* [What is required]
Return each entry word for word and skip its pictures.

(Saved entries)
· · · · ·
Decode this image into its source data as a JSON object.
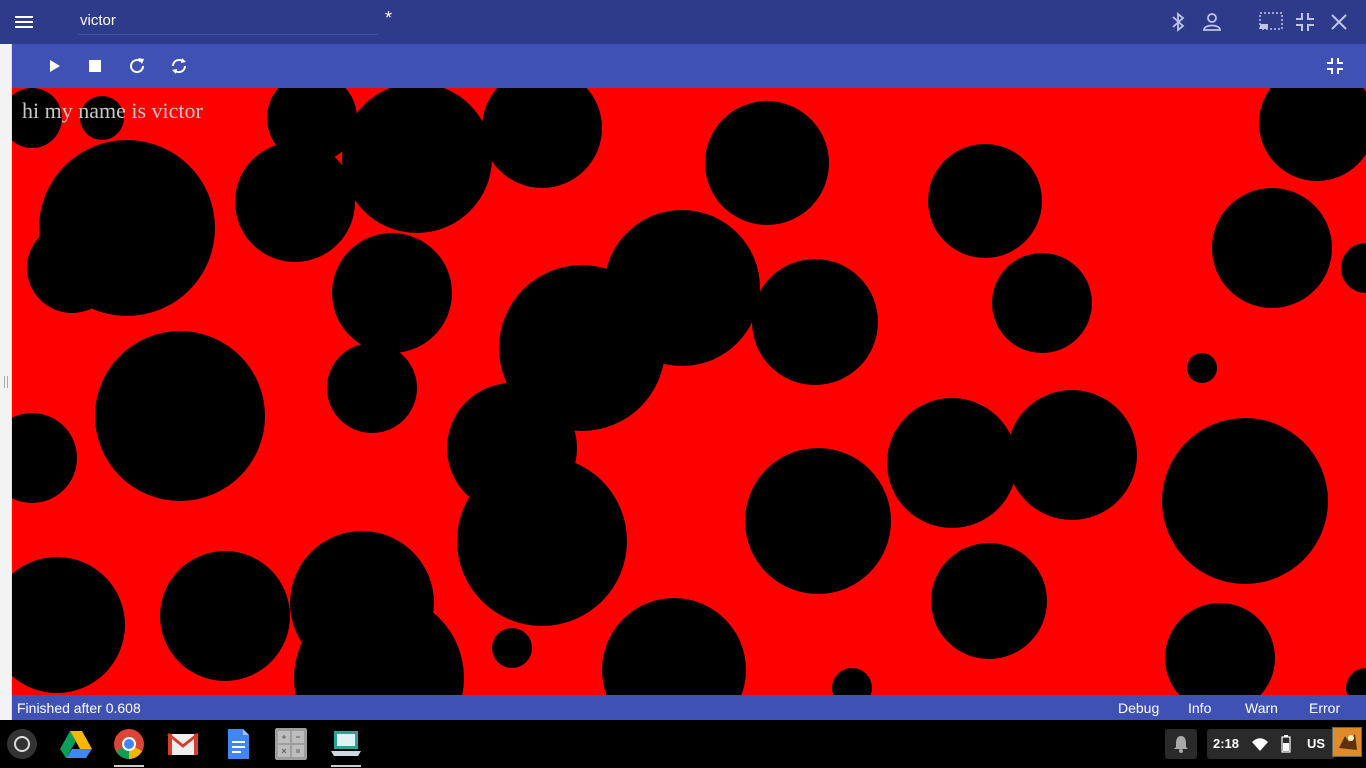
{
  "titlebar": {
    "title": "victor",
    "modified_marker": "*"
  },
  "toolbar": {
    "buttons": [
      "play",
      "stop",
      "reload",
      "sync",
      "exit-fullscreen"
    ]
  },
  "canvas": {
    "output_text": "hi my name is victor",
    "background_color": "#ff0000",
    "circle_color": "#000000"
  },
  "status": {
    "text": "Finished after 0.608",
    "levels": [
      "Debug",
      "Info",
      "Warn",
      "Error"
    ]
  },
  "shelf": {
    "apps": [
      "google-drive-icon",
      "chrome-icon",
      "gmail-icon",
      "google-docs-icon",
      "calculator-icon",
      "chromebook-app-icon"
    ],
    "time": "2:18",
    "keyboard_layout": "US"
  }
}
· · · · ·
* [Answer for this exercise]
Decode this image into its source data as a JSON object.
{
  "titlebar": {
    "title": "victor",
    "modified_marker": "*"
  },
  "toolbar": {
    "buttons": [
      "play",
      "stop",
      "reload",
      "sync",
      "exit-fullscreen"
    ]
  },
  "canvas": {
    "output_text": "hi my name is victor",
    "background_color": "#ff0000",
    "circle_color": "#000000"
  },
  "status": {
    "text": "Finished after 0.608",
    "levels": [
      "Debug",
      "Info",
      "Warn",
      "Error"
    ]
  },
  "shelf": {
    "apps": [
      "google-drive-icon",
      "chrome-icon",
      "gmail-icon",
      "google-docs-icon",
      "calculator-icon",
      "chromebook-app-icon"
    ],
    "time": "2:18",
    "keyboard_layout": "US"
  }
}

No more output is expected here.